In third grade, I was the only girl in the Baseball Card Collectors Lunch Bunch Club. I had a shoebox full of Topps and Donruss, and I would obsessively consult my outdated Beckett book before deciding whether to pony up, say, my mint condition Sandy Alomar Jr. card for a rookie year Cecil Fielder.
Baseball card collecting was fun, mostly because there were a ton of different factors to consider before investing in a trade. Sure, you have to start with the book value. But was Sandy having a good season? (Meduim-good.) How would that affect the card’s future value? (I was only 8.) How many Cecil Fielders did I already have in my shoebox? (One.) Did I think Sandy Alomar Jr. was the greatest thing to happen to Cleveland since the river caught on fire? (Yes.)
As an adult, the closest I’ve come to the experience of assembling my baseball card collection has been in buying wine. It’s not too much of a stretch to liken a case of 1982 Chateau Latour to a Mickey Mantle rookie card — both are coveted by nerdy enthusiasts, cost way more now than they did in 1982, and have a seemingly unlimited resale potential.
In econ-speak, goods with these traits are called “Veblen goods.” Veblen goods are items whose demand grows as prices rise, a situation that is pretty counter-intuitive. The transition of fine wine into a Veblen good began when people stopped buying it as a beverage, and began “investing” in wine as a resalable commodity. The secondary wine market exploded in the in the 70’s and 80’s, and some first growth Bordeaux has actually outperformed more traditional commodities like gold and silver.

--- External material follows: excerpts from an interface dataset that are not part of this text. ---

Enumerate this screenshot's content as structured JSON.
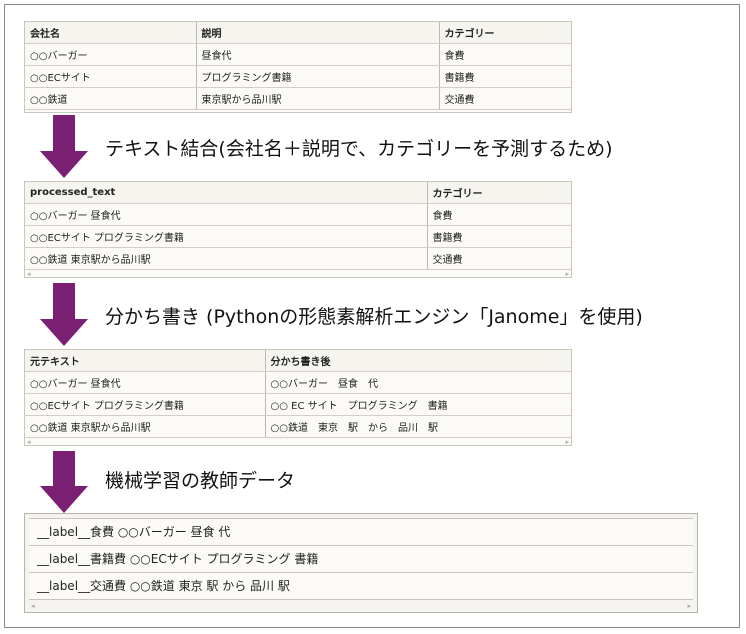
{
  "table1": {
    "headers": [
      "会社名",
      "説明",
      "カテゴリー"
    ],
    "rows": [
      [
        "○○バーガー",
        "昼食代",
        "食費"
      ],
      [
        "○○ECサイト",
        "プログラミング書籍",
        "書籍費"
      ],
      [
        "○○鉄道",
        "東京駅から品川駅",
        "交通費"
      ]
    ]
  },
  "step1": "テキスト結合(会社名＋説明で、カテゴリーを予測するため)",
  "table2": {
    "headers": [
      "processed_text",
      "カテゴリー"
    ],
    "rows": [
      [
        "○○バーガー 昼食代",
        "食費"
      ],
      [
        "○○ECサイト プログラミング書籍",
        "書籍費"
      ],
      [
        "○○鉄道 東京駅から品川駅",
        "交通費"
      ]
    ]
  },
  "step2": "分かち書き (Pythonの形態素解析エンジン「Janome」を使用)",
  "table3": {
    "headers": [
      "元テキスト",
      "分かち書き後"
    ],
    "rows": [
      [
        "○○バーガー 昼食代",
        "○○バーガー　昼食　代"
      ],
      [
        "○○ECサイト プログラミング書籍",
        "○○ EC サイト　プログラミング　書籍"
      ],
      [
        "○○鉄道 東京駅から品川駅",
        "○○鉄道　東京　駅　から　品川　駅"
      ]
    ]
  },
  "step3": "機械学習の教師データ",
  "training_data": [
    "__label__食費 ○○バーガー 昼食 代",
    "__label__書籍費 ○○ECサイト プログラミング 書籍",
    "__label__交通費 ○○鉄道 東京 駅 から 品川 駅"
  ],
  "scroll": {
    "left": "◂",
    "right": "▸"
  },
  "colors": {
    "arrow": "#7b1f73",
    "border": "#8a8a8a"
  }
}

I’ve been thinking about wine investment a lot since Robert Parker released his orgy of 100-point ratings for the 2009 vintage. His scores appear to have added even more value to an already expensive vintage, and wine prices have risen sharply as a result. If these 100-point wines are truly Veblen goods, demand will only continue to grow stronger as prices rise, and a single man’s influence will have lead to a vicious cycle of wine price inflation: the much-maligned Parker Effect.
A bottle of 2009 Chateau Latour currently averages $2,000 on wine-searcher.com. The London International Vintners Exchange, or Liv-Ex, which runs a wine trading platform out of London, reported that following Parker’s release, the 2009 vintage accounted for 62% of market turnover, with 26% gains on some newly anointed 100-point bottles.
This is crazy! You can buy shares in a wine index fund, just like you can buy shares in an S&P index fund? And your wine shares might just outperform the S&P? I love wine! I could stand to make a little extra cash! Sign me up!
But wait. Let’s go back to the baseball card analogy. At the time of my hypothetical trade, Cecil Fielder was an All Star AND his card was probably worth eight times as much money as Sandy’s. But I am a Clevelander, and a huge Sandy Alomar Jr. fan. So, no trade.
Wine inspires similarly irrational investment behavior. A guy in New York may be willing to pay 10x the price for a certain bottle of wine as a guy in California. Why? Probably for some of the same illogical reasons that I didn’t trade Sandy for Cecil. Like baseball cards, the value of a bottle of wine is extremely subjective.
Unlike pricing a stock, you can’t run a valuation of a wine’s assets and liabilities. The resale value of luxury wine is volatile because it is based on a set of factors that differ from buyer to buyer: taste, politics, knowledge, vacation memories, and mood all play into what someone is willing to pay. A wine’s provenance, maturity, and storage history might be useful metrics for determining its underlying value, which is much more static than its market value. But you can’t buy many top-tier wines for their underlying value these days. On the secondary market, speculative investors are betting big bucks that wine’s volatile and subjective resale prices will continue to go up.
So should you invest in wine? First, you should carefully weigh the risks involved, as well as your feelings about the ethics of wine investment. The wine market appears to be subject to inflated prices and massive speculation, and therefore it carries a relatively high risk. Yikes! However, the greater the risk, the greater the potential returns. Worst case scenario, you’ll be stuck with a very expensive (but great) bottle of wine to drink with dinner — can you afford that? And also think about whether you want to help perpetuate the Parker Effect by sustaining the demand for fine wines at exorbitant prices. Finally, in light of the arrest of wine counterfeiter Rudy Kurniawan, remember that there is a lot of bogus investment-grade wine on the market.
Personally, I am a relatively risk-averse investor. And although I’ve never had a bottle of Latour, I think I’d rather spend my $2,000 on a case of Coulee de Serrant (delicious!) and a trip to France.